### ASSIGNED TASK
The whole listing must be returned exactly, with no line missing.

### RECORDS
****
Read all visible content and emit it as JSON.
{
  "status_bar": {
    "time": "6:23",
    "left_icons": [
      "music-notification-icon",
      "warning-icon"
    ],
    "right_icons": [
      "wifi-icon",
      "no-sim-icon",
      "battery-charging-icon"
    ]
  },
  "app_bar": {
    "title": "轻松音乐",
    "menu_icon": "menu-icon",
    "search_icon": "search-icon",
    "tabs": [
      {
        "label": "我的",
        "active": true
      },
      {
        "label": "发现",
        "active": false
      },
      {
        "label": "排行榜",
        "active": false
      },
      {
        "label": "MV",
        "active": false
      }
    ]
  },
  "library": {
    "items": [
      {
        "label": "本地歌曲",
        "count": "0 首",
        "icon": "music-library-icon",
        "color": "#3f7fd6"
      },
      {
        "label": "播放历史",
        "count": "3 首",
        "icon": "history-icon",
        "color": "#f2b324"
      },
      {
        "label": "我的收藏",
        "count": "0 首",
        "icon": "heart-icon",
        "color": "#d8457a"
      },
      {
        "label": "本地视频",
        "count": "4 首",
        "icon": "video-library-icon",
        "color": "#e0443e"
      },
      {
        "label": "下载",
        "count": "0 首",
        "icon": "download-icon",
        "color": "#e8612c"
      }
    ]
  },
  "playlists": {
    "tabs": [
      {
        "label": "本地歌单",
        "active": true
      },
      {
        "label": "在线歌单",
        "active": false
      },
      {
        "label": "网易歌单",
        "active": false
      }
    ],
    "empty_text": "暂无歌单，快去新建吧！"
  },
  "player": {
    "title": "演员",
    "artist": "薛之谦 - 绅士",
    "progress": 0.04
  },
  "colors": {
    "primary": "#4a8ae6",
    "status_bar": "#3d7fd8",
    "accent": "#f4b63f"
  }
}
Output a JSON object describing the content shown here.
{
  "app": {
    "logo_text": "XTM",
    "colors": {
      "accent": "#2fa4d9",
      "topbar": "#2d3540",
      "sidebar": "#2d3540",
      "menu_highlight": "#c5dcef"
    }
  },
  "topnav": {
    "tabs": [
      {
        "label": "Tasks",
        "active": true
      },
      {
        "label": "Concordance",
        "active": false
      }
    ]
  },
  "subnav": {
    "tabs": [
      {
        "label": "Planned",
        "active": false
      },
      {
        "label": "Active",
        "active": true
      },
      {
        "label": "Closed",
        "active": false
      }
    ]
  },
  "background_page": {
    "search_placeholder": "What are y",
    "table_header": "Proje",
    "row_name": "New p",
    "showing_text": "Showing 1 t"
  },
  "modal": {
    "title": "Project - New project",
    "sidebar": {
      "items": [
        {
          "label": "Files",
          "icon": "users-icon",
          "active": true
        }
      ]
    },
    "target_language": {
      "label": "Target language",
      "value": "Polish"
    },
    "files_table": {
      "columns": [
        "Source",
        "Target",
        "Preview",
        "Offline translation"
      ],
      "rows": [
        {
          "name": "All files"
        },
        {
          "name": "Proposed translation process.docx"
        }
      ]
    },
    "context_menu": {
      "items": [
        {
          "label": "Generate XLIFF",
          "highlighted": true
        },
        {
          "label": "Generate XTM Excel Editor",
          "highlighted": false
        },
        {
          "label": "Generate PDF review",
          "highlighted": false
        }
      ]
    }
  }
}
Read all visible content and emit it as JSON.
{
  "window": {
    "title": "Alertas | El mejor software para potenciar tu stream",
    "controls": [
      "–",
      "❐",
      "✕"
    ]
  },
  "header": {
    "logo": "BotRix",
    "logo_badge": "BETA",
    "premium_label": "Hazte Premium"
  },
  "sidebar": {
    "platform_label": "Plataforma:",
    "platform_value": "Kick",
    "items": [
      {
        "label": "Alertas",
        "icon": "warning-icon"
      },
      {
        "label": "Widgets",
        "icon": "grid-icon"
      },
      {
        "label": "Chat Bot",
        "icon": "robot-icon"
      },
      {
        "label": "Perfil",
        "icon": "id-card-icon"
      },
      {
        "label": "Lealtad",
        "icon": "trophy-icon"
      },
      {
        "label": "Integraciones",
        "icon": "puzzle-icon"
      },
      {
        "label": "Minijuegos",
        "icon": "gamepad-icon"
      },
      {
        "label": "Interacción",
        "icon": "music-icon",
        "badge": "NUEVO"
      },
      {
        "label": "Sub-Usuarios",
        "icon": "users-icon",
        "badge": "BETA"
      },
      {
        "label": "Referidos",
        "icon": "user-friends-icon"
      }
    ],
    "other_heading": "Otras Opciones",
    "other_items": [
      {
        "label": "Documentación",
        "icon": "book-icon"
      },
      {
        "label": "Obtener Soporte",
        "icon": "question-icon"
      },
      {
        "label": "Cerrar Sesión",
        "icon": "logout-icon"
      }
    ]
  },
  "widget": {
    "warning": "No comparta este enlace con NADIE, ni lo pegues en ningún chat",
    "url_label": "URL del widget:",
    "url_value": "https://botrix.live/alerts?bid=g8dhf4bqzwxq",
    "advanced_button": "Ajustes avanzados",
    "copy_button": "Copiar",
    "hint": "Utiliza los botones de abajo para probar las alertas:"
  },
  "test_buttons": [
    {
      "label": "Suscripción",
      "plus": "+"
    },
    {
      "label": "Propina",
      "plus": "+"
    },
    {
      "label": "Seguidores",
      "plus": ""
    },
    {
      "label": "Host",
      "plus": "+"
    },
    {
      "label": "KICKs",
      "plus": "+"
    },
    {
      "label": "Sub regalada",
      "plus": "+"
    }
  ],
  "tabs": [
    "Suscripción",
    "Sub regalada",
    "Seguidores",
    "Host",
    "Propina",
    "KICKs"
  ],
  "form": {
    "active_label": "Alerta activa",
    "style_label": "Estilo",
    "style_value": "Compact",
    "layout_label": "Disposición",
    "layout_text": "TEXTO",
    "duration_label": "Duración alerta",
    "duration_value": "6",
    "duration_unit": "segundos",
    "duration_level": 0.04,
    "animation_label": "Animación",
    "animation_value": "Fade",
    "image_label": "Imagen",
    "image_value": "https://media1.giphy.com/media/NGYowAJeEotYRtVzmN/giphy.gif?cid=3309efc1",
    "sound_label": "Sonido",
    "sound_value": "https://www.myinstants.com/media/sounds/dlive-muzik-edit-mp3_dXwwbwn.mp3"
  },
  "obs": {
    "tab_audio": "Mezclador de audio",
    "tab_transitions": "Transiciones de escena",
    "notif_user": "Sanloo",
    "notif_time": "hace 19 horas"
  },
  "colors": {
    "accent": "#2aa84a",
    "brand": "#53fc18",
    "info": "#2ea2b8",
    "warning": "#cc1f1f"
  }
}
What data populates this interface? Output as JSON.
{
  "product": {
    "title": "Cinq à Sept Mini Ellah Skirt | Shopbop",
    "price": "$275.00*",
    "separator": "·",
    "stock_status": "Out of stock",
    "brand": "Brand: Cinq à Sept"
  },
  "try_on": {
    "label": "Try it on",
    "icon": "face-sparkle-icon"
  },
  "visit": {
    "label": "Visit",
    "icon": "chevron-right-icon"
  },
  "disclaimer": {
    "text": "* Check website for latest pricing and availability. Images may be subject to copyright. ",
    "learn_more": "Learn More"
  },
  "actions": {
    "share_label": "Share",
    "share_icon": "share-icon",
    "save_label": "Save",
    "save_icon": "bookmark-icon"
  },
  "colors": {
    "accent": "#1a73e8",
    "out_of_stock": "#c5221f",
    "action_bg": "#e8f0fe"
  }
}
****
### TASK OUTPUT
Read all visible content and emit it as JSON.
{
  "status_bar": {
    "time": "6:23",
    "left_icons": [
      "music-notification-icon",
      "warning-icon"
    ],
    "right_icons": [
      "wifi-icon",
      "no-sim-icon",
      "battery-charging-icon"
    ]
  },
  "app_bar": {
    "title": "轻松音乐",
    "menu_icon": "menu-icon",
    "search_icon": "search-icon",
    "tabs": [
      {
        "label": "我的",
        "active": true
      },
      {
        "label": "发现",
        "active": false
      },
      {
        "label": "排行榜",
        "active": false
      },
      {
        "label": "MV",
        "active": false
      }
    ]
  },
  "library": {
    "items": [
      {
        "label": "本地歌曲",
        "count": "0 首",
        "icon": "music-library-icon",
        "color": "#3f7fd6"
      },
      {
        "label": "播放历史",
        "count": "3 首",
        "icon": "history-icon",
        "color": "#f2b324"
      },
      {
        "label": "我的收藏",
        "count": "0 首",
        "icon": "heart-icon",
        "color": "#d8457a"
      },
      {
        "label": "本地视频",
        "count": "4 首",
        "icon": "video-library-icon",
        "color": "#e0443e"
      },
      {
        "label": "下载",
        "count": "0 首",
        "icon": "download-icon",
        "color": "#e8612c"
      }
    ]
  },
  "playlists": {
    "tabs": [
      {
        "label": "本地歌单",
        "active": true
      },
      {
        "label": "在线歌单",
        "active": false
      },
      {
        "label": "网易歌单",
        "active": false
      }
    ],
    "empty_text": "暂无歌单，快去新建吧！"
  },
  "player": {
    "title": "演员",
    "artist": "薛之谦 - 绅士",
    "progress": 0.04
  },
  "colors": {
    "primary": "#4a8ae6",
    "status_bar": "#3d7fd8",
    "accent": "#f4b63f"
  }
}
Output a JSON object describing the content shown here.
{
  "app": {
    "logo_text": "XTM",
    "colors": {
      "accent": "#2fa4d9",
      "topbar": "#2d3540",
      "sidebar": "#2d3540",
      "menu_highlight": "#c5dcef"
    }
  },
  "topnav": {
    "tabs": [
      {
        "label": "Tasks",
        "active": true
      },
      {
        "label": "Concordance",
        "active": false
      }
    ]
  },
  "subnav": {
    "tabs": [
      {
        "label": "Planned",
        "active": false
      },
      {
        "label": "Active",
        "active": true
      },
      {
        "label": "Closed",
        "active": false
      }
    ]
  },
  "background_page": {
    "search_placeholder": "What are y",
    "table_header": "Proje",
    "row_name": "New p",
    "showing_text": "Showing 1 t"
  },
  "modal": {
    "title": "Project - New project",
    "sidebar": {
      "items": [
        {
          "label": "Files",
          "icon": "users-icon",
          "active": true
        }
      ]
    },
    "target_language": {
      "label": "Target language",
      "value": "Polish"
    },
    "files_table": {
      "columns": [
        "Source",
        "Target",
        "Preview",
        "Offline translation"
      ],
      "rows": [
        {
          "name": "All files"
        },
        {
          "name": "Proposed translation process.docx"
        }
      ]
    },
    "context_menu": {
      "items": [
        {
          "label": "Generate XLIFF",
          "highlighted": true
        },
        {
          "label": "Generate XTM Excel Editor",
          "highlighted": false
        },
        {
          "label": "Generate PDF review",
          "highlighted": false
        }
      ]
    }
  }
}
Read all visible content and emit it as JSON.
{
  "window": {
    "title": "Alertas | El mejor software para potenciar tu stream",
    "controls": [
      "–",
      "❐",
      "✕"
    ]
  },
  "header": {
    "logo": "BotRix",
    "logo_badge": "BETA",
    "premium_label": "Hazte Premium"
  },
  "sidebar": {
    "platform_label": "Plataforma:",
    "platform_value": "Kick",
    "items": [
      {
        "label": "Alertas",
        "icon": "warning-icon"
      },
      {
        "label": "Widgets",
        "icon": "grid-icon"
      },
      {
        "label": "Chat Bot",
        "icon": "robot-icon"
      },
      {
        "label": "Perfil",
        "icon": "id-card-icon"
      },
      {
        "label": "Lealtad",
        "icon": "trophy-icon"
      },
      {
        "label": "Integraciones",
        "icon": "puzzle-icon"
      },
      {
        "label": "Minijuegos",
        "icon": "gamepad-icon"
      },
      {
        "label": "Interacción",
        "icon": "music-icon",
        "badge": "NUEVO"
      },
      {
        "label": "Sub-Usuarios",
        "icon": "users-icon",
        "badge": "BETA"
      },
      {
        "label": "Referidos",
        "icon": "user-friends-icon"
      }
    ],
    "other_heading": "Otras Opciones",
    "other_items": [
      {
        "label": "Documentación",
        "icon": "book-icon"
      },
      {
        "label": "Obtener Soporte",
        "icon": "question-icon"
      },
      {
        "label": "Cerrar Sesión",
        "icon": "logout-icon"
      }
    ]
  },
  "widget": {
    "warning": "No comparta este enlace con NADIE, ni lo pegues en ningún chat",
    "url_label": "URL del widget:",
    "url_value": "https://botrix.live/alerts?bid=g8dhf4bqzwxq",
    "advanced_button": "Ajustes avanzados",
    "copy_button": "Copiar",
    "hint": "Utiliza los botones de abajo para probar las alertas:"
  },
  "test_buttons": [
    {
      "label": "Suscripción",
      "plus": "+"
    },
    {
      "label": "Propina",
      "plus": "+"
    },
    {
      "label": "Seguidores",
      "plus": ""
    },
    {
      "label": "Host",
      "plus": "+"
    },
    {
      "label": "KICKs",
      "plus": "+"
    },
    {
      "label": "Sub regalada",
      "plus": "+"
    }
  ],
  "tabs": [
    "Suscripción",
    "Sub regalada",
    "Seguidores",
    "Host",
    "Propina",
    "KICKs"
  ],
  "form": {
    "active_label": "Alerta activa",
    "style_label": "Estilo",
    "style_value": "Compact",
    "layout_label": "Disposición",
    "layout_text": "TEXTO",
    "duration_label": "Duración alerta",
    "duration_value": "6",
    "duration_unit": "segundos",
    "duration_level": 0.04,
    "animation_label": "Animación",
    "animation_value": "Fade",
    "image_label": "Imagen",
    "image_value": "https://media1.giphy.com/media/NGYowAJeEotYRtVzmN/giphy.gif?cid=3309efc1",
    "sound_label": "Sonido",
    "sound_value": "https://www.myinstants.com/media/sounds/dlive-muzik-edit-mp3_dXwwbwn.mp3"
  },
  "obs": {
    "tab_audio": "Mezclador de audio",
    "tab_transitions": "Transiciones de escena",
    "notif_user": "Sanloo",
    "notif_time": "hace 19 horas"
  },
  "colors": {
    "accent": "#2aa84a",
    "brand": "#53fc18",
    "info": "#2ea2b8",
    "warning": "#cc1f1f"
  }
}
What data populates this interface? Output as JSON.
{
  "product": {
    "title": "Cinq à Sept Mini Ellah Skirt | Shopbop",
    "price": "$275.00*",
    "separator": "·",
    "stock_status": "Out of stock",
    "brand": "Brand: Cinq à Sept"
  },
  "try_on": {
    "label": "Try it on",
    "icon": "face-sparkle-icon"
  },
  "visit": {
    "label": "Visit",
    "icon": "chevron-right-icon"
  },
  "disclaimer": {
    "text": "* Check website for latest pricing and availability. Images may be subject to copyright. ",
    "learn_more": "Learn More"
  },
  "actions": {
    "share_label": "Share",
    "share_icon": "share-icon",
    "save_label": "Save",
    "save_icon": "bookmark-icon"
  },
  "colors": {
    "accent": "#1a73e8",
    "out_of_stock": "#c5221f",
    "action_bg": "#e8f0fe"
  }
}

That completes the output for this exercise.